A software audit typically resolves in one of three ways: a dismissal, a settlement, or litigation. The most common path to resolution is a settlement between the parties for potential copyright infringement stemming from allegedly unlicensed software. Software publishers sometimes authorize entities such as the Business Software Alliance (“BSA”) or Software & Information Industry Association to pursue copyright infringement claims on its behalf, while other publishers prefer to pursue potential copyright claims directly.
Autodesk, for example, is among a number of software publishers that audits companies directly and use trade associates to conduct audits on its behalf. If a company is unable to produce valid proof of purchase documentation for each of its Autodesk installations, that company typically pays a settlement fee and enters into a settlement agreement with Autodesk. Among the various provisions of the settlement agreement, Autodesk requires future compliance with the software license, future purchases directly through Autodesk, and often attempts to require the companies to agree to an invasive audit provision that supersedes the license agreement terms.
This language essentially rewrites the existing audit provision in the Autodesk License and Services Agreement.
The proposed provision in the settlement agreement reduces the written notice Autodesk is required to grant the target of the audit, and requires the company to bear the cost of the audit if unauthorized software is discovered.

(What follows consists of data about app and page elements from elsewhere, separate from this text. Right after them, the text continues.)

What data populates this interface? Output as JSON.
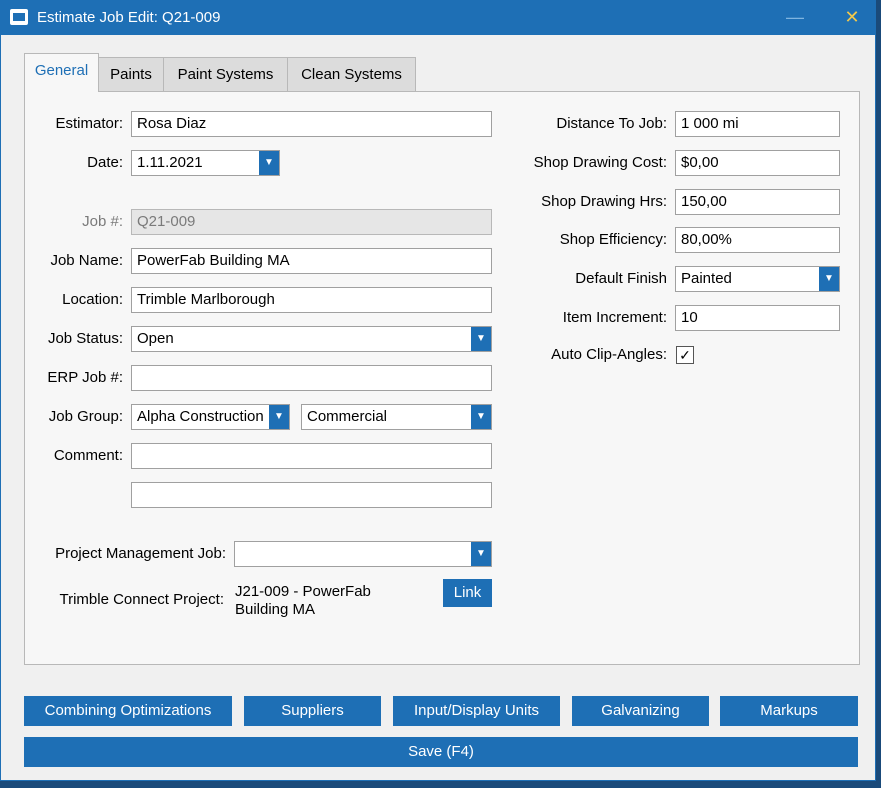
{
  "window": {
    "title": "Estimate Job Edit:  Q21-009",
    "minimize": "—",
    "close": "✕"
  },
  "tabs": [
    "General",
    "Paints",
    "Paint Systems",
    "Clean Systems"
  ],
  "left": {
    "estimator": {
      "label": "Estimator:",
      "value": "Rosa Diaz"
    },
    "date": {
      "label": "Date:",
      "value": "1.11.2021"
    },
    "job_number": {
      "label": "Job #:",
      "value": "Q21-009"
    },
    "job_name": {
      "label": "Job Name:",
      "value": "PowerFab Building MA"
    },
    "location": {
      "label": "Location:",
      "value": "Trimble Marlborough"
    },
    "job_status": {
      "label": "Job Status:",
      "value": "Open"
    },
    "erp_job": {
      "label": "ERP Job #:",
      "value": ""
    },
    "job_group": {
      "label": "Job Group:",
      "value": "Alpha Construction",
      "value2": "Commercial"
    },
    "comment": {
      "label": "Comment:",
      "value": "",
      "value2": ""
    },
    "project_management_job": {
      "label": "Project Management Job:",
      "value": ""
    },
    "trimble_connect": {
      "label": "Trimble Connect Project:",
      "line1": "J21-009 - PowerFab",
      "line2": "Building MA",
      "link_label": "Link"
    }
  },
  "right": {
    "distance_to_job": {
      "label": "Distance To Job:",
      "value": "1 000 mi"
    },
    "shop_drawing_cost": {
      "label": "Shop Drawing Cost:",
      "value": "$0,00"
    },
    "shop_drawing_hrs": {
      "label": "Shop Drawing Hrs:",
      "value": "150,00"
    },
    "shop_efficiency": {
      "label": "Shop Efficiency:",
      "value": "80,00%"
    },
    "default_finish": {
      "label": "Default Finish",
      "value": "Painted"
    },
    "item_increment": {
      "label": "Item Increment:",
      "value": "10"
    },
    "auto_clip_angles": {
      "label": "Auto Clip-Angles:",
      "checked": "✓"
    }
  },
  "bottom_buttons": [
    "Combining Optimizations",
    "Suppliers",
    "Input/Display Units",
    "Galvanizing",
    "Markups"
  ],
  "save_label": "Save (F4)",
  "icons": {
    "dropdown": "chevron-down-icon",
    "app": "app-icon"
  },
  "colors": {
    "accent": "#1e6fb5",
    "panel": "#f7f7f7",
    "window": "#f0f0f0"
  }
}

It is important to be cognizant of the legal and monetary ramifications of agreeing to superseding terms of license agreements, and if possible, negotiate these out of the settlement agreement. If in doubt, consult an attorney with experience resolving copyright infringement claims resulting from software audits.